Medical Schools and Patient Involvement


MBE Alistair Newton

Advisor Dystonia Europe



A local medical school

In my home town, St Andrews in Scotland, we have an ancient university with a fine medical school.  A few years ago, the tutors created a Patient Partnership group, inviting local people with several different types of illness, to meet students in special tutorial sessions.

These sessions are based on questions from the students about the patient and his/her symptoms, family health history, lifestyle, etc.  There is no physical examination and the tutorials have continued by Zoom during the Covid 19 pandemic.

Students are very interested to meet patients, of course, especially when they discover that the medical condition is unusual and has interesting features, such as the many different types. .

How this can promote interest in dystonia

A consultation with a patient is often an  opportunity for the doctor to learn about an unusual illness, which they may not have seen before. Yes – like dystonia!  And the bizarre symptoms of dystonia attract the attention of intelligent and interested young people like medical students.  They will also remember the symptoms if they see them again!

So – a tutorial can help the students to learn how to deal with patients in the clinic, but it is also an opportunity for the patient to help a group of young trainee doctors to learn and remember a few basic points about dystonia…….  It means that more young people in the medical profession will hear about dystonia, actually talk to a dystonia  patient and see the symptoms.

Then there is a greater chance that more new dystonia patients in the future will receive a faster diagnosis and better treatment.

Other interesting aspects the patient could mention, such as:

– The ‘geste antagoniste’ or ‘antagonistic gesture’ in cervical dystonia – where, by touching the chin or some other point on the head or neck, the

dystonic movements will reduce or even stop temorarily.

Holding a pen or pencil in the hand can sometimes have a similar effect in hand dystonia/writer’s cramp.  Singing or humming a tune has also been shown to reduce or even stop symptoms temporarily for some patients, in some types of the illness.
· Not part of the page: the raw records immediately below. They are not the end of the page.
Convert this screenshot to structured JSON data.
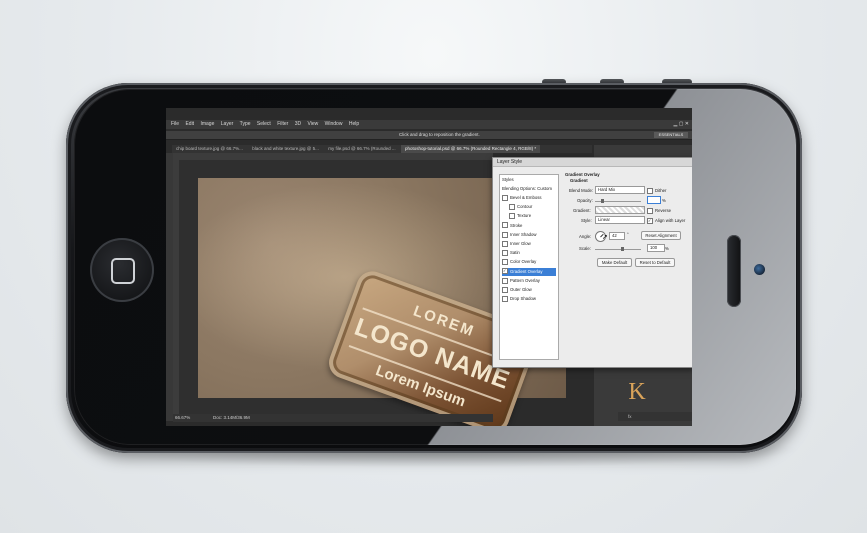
{
  "photoshop": {
    "menu": [
      "File",
      "Edit",
      "Image",
      "Layer",
      "Type",
      "Select",
      "Filter",
      "3D",
      "View",
      "Window",
      "Help"
    ],
    "options_hint": "Click and drag to reposition the gradient.",
    "workspace": "ESSENTIALS",
    "tabs": [
      "chip board texture.jpg @ 66.7%...",
      "black and white texture.jpg @ 5...",
      "my file.psd @ 66.7% (Rounded ...",
      "photoshop-tutorial.psd @ 66.7% (Rounded Rectangle 4, RGB/8) *"
    ],
    "zoom": "66.67%",
    "doc_size": "Doc: 3.14M/36.9M",
    "logo": {
      "line1": "LOREM",
      "line2": "LOGO NAME",
      "line3": "Lorem Ipsum"
    },
    "panel_letter": "K",
    "panel_footer": "fx",
    "dialog": {
      "title": "Layer Style",
      "styles_header": "Styles",
      "blending": "Blending Options: Custom",
      "items": [
        {
          "label": "Bevel & Emboss",
          "checked": false,
          "indent": false
        },
        {
          "label": "Contour",
          "checked": false,
          "indent": true
        },
        {
          "label": "Texture",
          "checked": false,
          "indent": true
        },
        {
          "label": "Stroke",
          "checked": false,
          "indent": false
        },
        {
          "label": "Inner Shadow",
          "checked": false,
          "indent": false
        },
        {
          "label": "Inner Glow",
          "checked": false,
          "indent": false
        },
        {
          "label": "Satin",
          "checked": false,
          "indent": false
        },
        {
          "label": "Color Overlay",
          "checked": false,
          "indent": false
        },
        {
          "label": "Gradient Overlay",
          "checked": true,
          "indent": false,
          "selected": true
        },
        {
          "label": "Pattern Overlay",
          "checked": false,
          "indent": false
        },
        {
          "label": "Outer Glow",
          "checked": false,
          "indent": false
        },
        {
          "label": "Drop Shadow",
          "checked": false,
          "indent": false
        }
      ],
      "section_title": "Gradient Overlay",
      "section_sub": "Gradient",
      "blend_mode_label": "Blend Mode:",
      "blend_mode": "Hard Mix",
      "dither": "Dither",
      "opacity_label": "Opacity:",
      "opacity_unit": "%",
      "gradient_label": "Gradient:",
      "reverse": "Reverse",
      "style_label": "Style:",
      "style_value": "Linear",
      "align": "Align with Layer",
      "angle_label": "Angle:",
      "angle_value": "42",
      "angle_unit": "°",
      "reset_alignment": "Reset Alignment",
      "scale_label": "Scale:",
      "scale_value": "100",
      "scale_unit": "%",
      "make_default": "Make Default",
      "reset_default": "Reset to Default"
    }
  }
}
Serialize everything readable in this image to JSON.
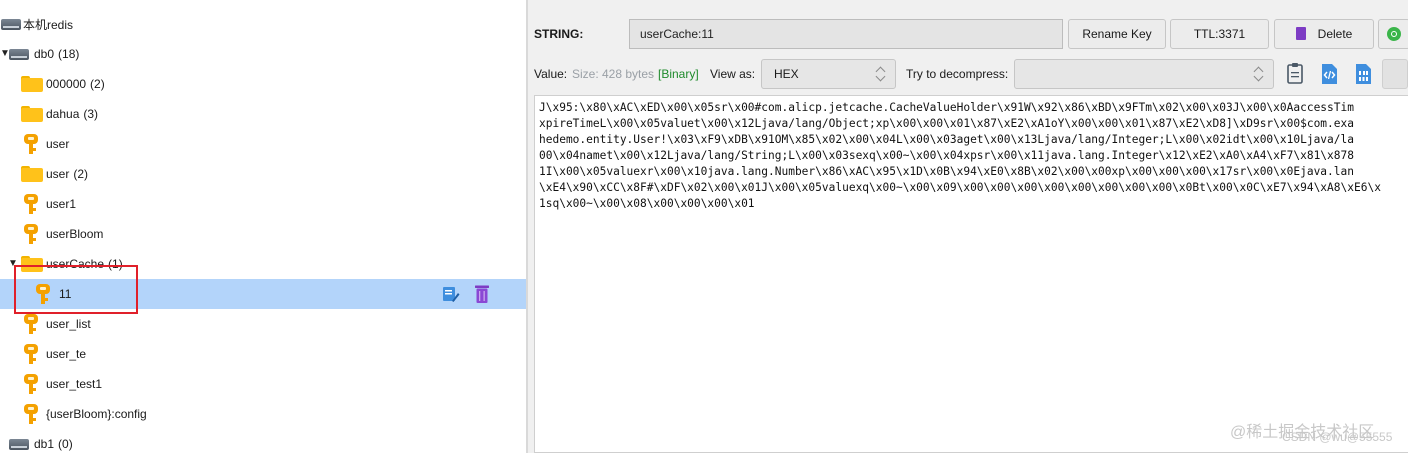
{
  "tree": {
    "rows": [
      {
        "label": "本机redis",
        "count": ""
      },
      {
        "label": "db0",
        "count": "(18)"
      },
      {
        "label": "000000",
        "count": "(2)"
      },
      {
        "label": "dahua",
        "count": "(3)"
      },
      {
        "label": "user",
        "count": ""
      },
      {
        "label": "user",
        "count": "(2)"
      },
      {
        "label": "user1",
        "count": ""
      },
      {
        "label": "userBloom",
        "count": ""
      },
      {
        "label": "userCache",
        "count": "(1)"
      },
      {
        "label": "11",
        "count": ""
      },
      {
        "label": "user_list",
        "count": ""
      },
      {
        "label": "user_te",
        "count": ""
      },
      {
        "label": "user_test1",
        "count": ""
      },
      {
        "label": "{userBloom}:config",
        "count": ""
      },
      {
        "label": "db1",
        "count": "(0)"
      }
    ],
    "expand_arrow": "▼",
    "selected_row": "11"
  },
  "value_panel": {
    "type_label": "STRING:",
    "key_name": "userCache:11",
    "rename_label": "Rename Key",
    "ttl_label": "TTL:3371",
    "delete_label": "Delete",
    "value_label": "Value:",
    "size_label": "Size: 428 bytes",
    "binary_label": "[Binary]",
    "view_as_label": "View as:",
    "view_as_value": "HEX",
    "decompress_label": "Try to decompress:",
    "decompress_value": "",
    "content_lines": [
      "J\\x95:\\x80\\xAC\\xED\\x00\\x05sr\\x00#com.alicp.jetcache.CacheValueHolder\\x91W\\x92\\x86\\xBD\\x9FTm\\x02\\x00\\x03J\\x00\\x0AaccessTim",
      "xpireTimeL\\x00\\x05valuet\\x00\\x12Ljava/lang/Object;xp\\x00\\x00\\x01\\x87\\xE2\\xA1oY\\x00\\x00\\x01\\x87\\xE2\\xD8]\\xD9sr\\x00$com.exa",
      "hedemo.entity.User!\\x03\\xF9\\xDB\\x91OM\\x85\\x02\\x00\\x04L\\x00\\x03aget\\x00\\x13Ljava/lang/Integer;L\\x00\\x02idt\\x00\\x10Ljava/la",
      "00\\x04namet\\x00\\x12Ljava/lang/String;L\\x00\\x03sexq\\x00~\\x00\\x04xpsr\\x00\\x11java.lang.Integer\\x12\\xE2\\xA0\\xA4\\xF7\\x81\\x878",
      "1I\\x00\\x05valuexr\\x00\\x10java.lang.Number\\x86\\xAC\\x95\\x1D\\x0B\\x94\\xE0\\x8B\\x02\\x00\\x00xp\\x00\\x00\\x00\\x17sr\\x00\\x0Ejava.lan",
      "\\xE4\\x90\\xCC\\x8F#\\xDF\\x02\\x00\\x01J\\x00\\x05valuexq\\x00~\\x00\\x09\\x00\\x00\\x00\\x00\\x00\\x00\\x00\\x00\\x0Bt\\x00\\x0C\\xE7\\x94\\xA8\\xE6\\x",
      "1sq\\x00~\\x00\\x08\\x00\\x00\\x00\\x01"
    ]
  },
  "watermark": {
    "line1": "@稀土掘金技术社区",
    "line2": "CSDN @wu@55555"
  },
  "colors": {
    "selected_row": "#b3d4fa",
    "highlight_box": "#e0202a",
    "binary_tag": "#1f8b2c",
    "key_icon": "#f4a100",
    "folder_icon": "#ffc21a"
  }
}
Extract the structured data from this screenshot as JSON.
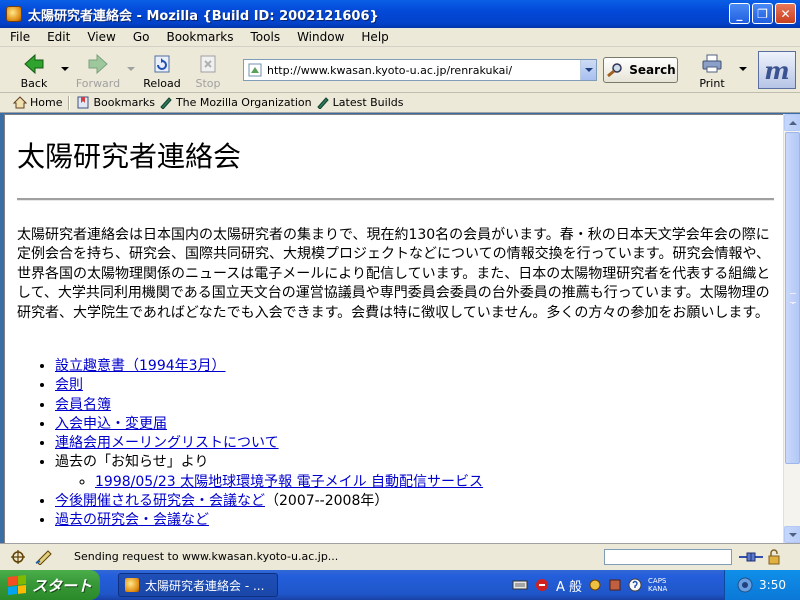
{
  "window": {
    "title": "太陽研究者連絡会 - Mozilla {Build ID: 2002121606}",
    "buttons": {
      "minimize": "_",
      "maximize": "❐",
      "close": "✕"
    }
  },
  "menu": [
    "File",
    "Edit",
    "View",
    "Go",
    "Bookmarks",
    "Tools",
    "Window",
    "Help"
  ],
  "nav": {
    "back": "Back",
    "forward": "Forward",
    "reload": "Reload",
    "stop": "Stop",
    "url": "http://www.kwasan.kyoto-u.ac.jp/renrakukai/",
    "search": "Search",
    "print": "Print",
    "brand": "m"
  },
  "personal": [
    "Home",
    "Bookmarks",
    "The Mozilla Organization",
    "Latest Builds"
  ],
  "page": {
    "heading": "太陽研究者連絡会",
    "intro": "太陽研究者連絡会は日本国内の太陽研究者の集まりで、現在約130名の会員がいます。春・秋の日本天文学会年会の際に定例会合を持ち、研究会、国際共同研究、大規模プロジェクトなどについての情報交換を行っています。研究会情報や、世界各国の太陽物理関係のニュースは電子メールにより配信しています。また、日本の太陽物理研究者を代表する組織として、大学共同利用機関である国立天文台の運営協議員や専門委員会委員の台外委員の推薦も行っています。太陽物理の研究者、大学院生であればどなたでも入会できます。会費は特に徴収していません。多くの方々の参加をお願いします。",
    "links": {
      "l1": "設立趣意書（1994年3月）",
      "l2": "会則",
      "l3": "会員名簿",
      "l4": "入会申込・変更届",
      "l5": "連絡会用メーリングリストについて",
      "past_news_label": "過去の「お知らせ」より",
      "sub1": "1998/05/23 太陽地球環境予報 電子メイル 自動配信サービス",
      "l6": "今後開催される研究会・会議など",
      "l6_suffix": "（2007--2008年）",
      "l7": "過去の研究会・会議など"
    }
  },
  "status": {
    "text": "Sending request to www.kwasan.kyoto-u.ac.jp..."
  },
  "taskbar": {
    "start": "スタート",
    "task": "太陽研究者連絡会 - ...",
    "ime_mode": "A 般",
    "caps": "CAPS",
    "kana": "KANA",
    "clock": "3:50"
  }
}
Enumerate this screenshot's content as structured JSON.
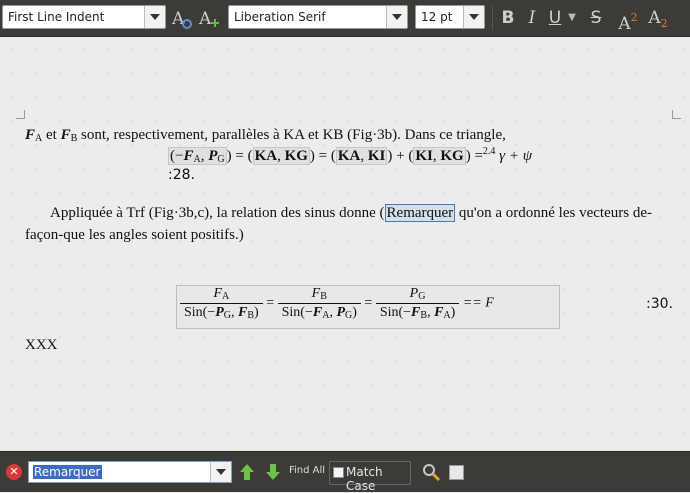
{
  "toolbar": {
    "paragraph_style": "First Line Indent",
    "font_name": "Liberation Serif",
    "font_size": "12 pt",
    "bold": "B",
    "italic": "I",
    "underline": "U",
    "strike": "S",
    "superscript": "A",
    "superscript_mark": "2",
    "subscript": "A",
    "subscript_mark": "2"
  },
  "document": {
    "line1": {
      "fa": "F",
      "fa_sub": "A",
      "et": " et ",
      "fb": "F",
      "fb_sub": "B",
      "rest": " sont, respectivement, parallèles à KA et KB (Fig·3b). Dans ce triangle,"
    },
    "eq1": {
      "open": "(−",
      "fa": "F",
      "fa_sub": "A",
      "comma1": ", ",
      "pg": "P",
      "pg_sub": "G",
      "close1": ") = (",
      "ka1": "KA",
      "comma2": ", ",
      "kg1": "KG",
      "close2": ") = (",
      "ka2": "KA",
      "comma3": ", ",
      "ki1": "KI",
      "close3": ") + (",
      "ki2": "KI",
      "comma4": ", ",
      "kg2": "KG",
      "close4": ") =",
      "ref": "2.4",
      "tail": " γ + ψ"
    },
    "eq1_number": ":28.",
    "para2": {
      "before": "Appliquée à Trf (Fig·3b,c), la relation des sinus donne (",
      "highlight": "Remarquer",
      "after": " qu'on a ordonné les vecteurs de-",
      "line2": "façon-que les angles soient positifs.)"
    },
    "eq2": {
      "f1_num": "F",
      "f1_num_sub": "A",
      "f1_den_pre": "Sin(−",
      "f1_den_p": "P",
      "f1_den_p_sub": "G",
      "f1_den_comma": ", ",
      "f1_den_f": "F",
      "f1_den_f_sub": "B",
      "f1_den_close": ")",
      "eq": "=",
      "f2_num": "F",
      "f2_num_sub": "B",
      "f2_den_pre": "Sin(−",
      "f2_den_f": "F",
      "f2_den_f_sub": "A",
      "f2_den_comma": ", ",
      "f2_den_p": "P",
      "f2_den_p_sub": "G",
      "f2_den_close": ")",
      "f3_num": "P",
      "f3_num_sub": "G",
      "f3_den_pre": "Sin(−",
      "f3_den_f1": "F",
      "f3_den_f1_sub": "B",
      "f3_den_comma": ", ",
      "f3_den_f2": "F",
      "f3_den_f2_sub": "A",
      "f3_den_close": ")",
      "final": "== F"
    },
    "eq2_number": ":30.",
    "xxx": "XXX"
  },
  "findbar": {
    "search_value": "Remarquer",
    "find_all": "Find All",
    "match_case": "Match Case"
  }
}
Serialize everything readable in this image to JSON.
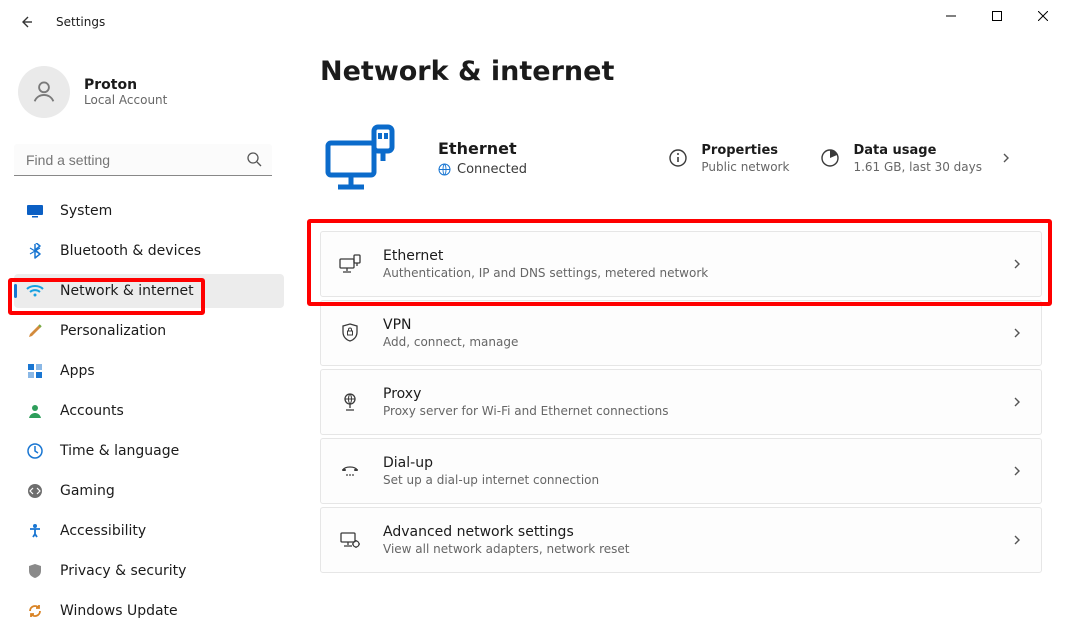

Background information about the illness

The students usually ask for more detail about the illness, such as cause, symptoms and treatments.   It is useful if the patient can provide some general background information for this little-known illness, but not too much detail.  For example: Studies suggest that more than 500,000 people in Europe have some form of dystonia.

Researchers believe dystonia results from an abnormality in or damage to the basal ganglia or other brain regions that control movement.

In most cases, the cause is unclear. Cervical dystonia is the most common type. Genetic links have been identified for some, but not all types of dystonia.

The response of the students and tutors

Students and tutors respond positively, and tutors (many of whom are local doctors or researchers) say that this is new information for them.

Many medical schools in Europe already have tutorial programmes like the one in St Andrews. If you feel that you are able to help students in this way, you can contact your local medical school and ask them if they have a similar programme.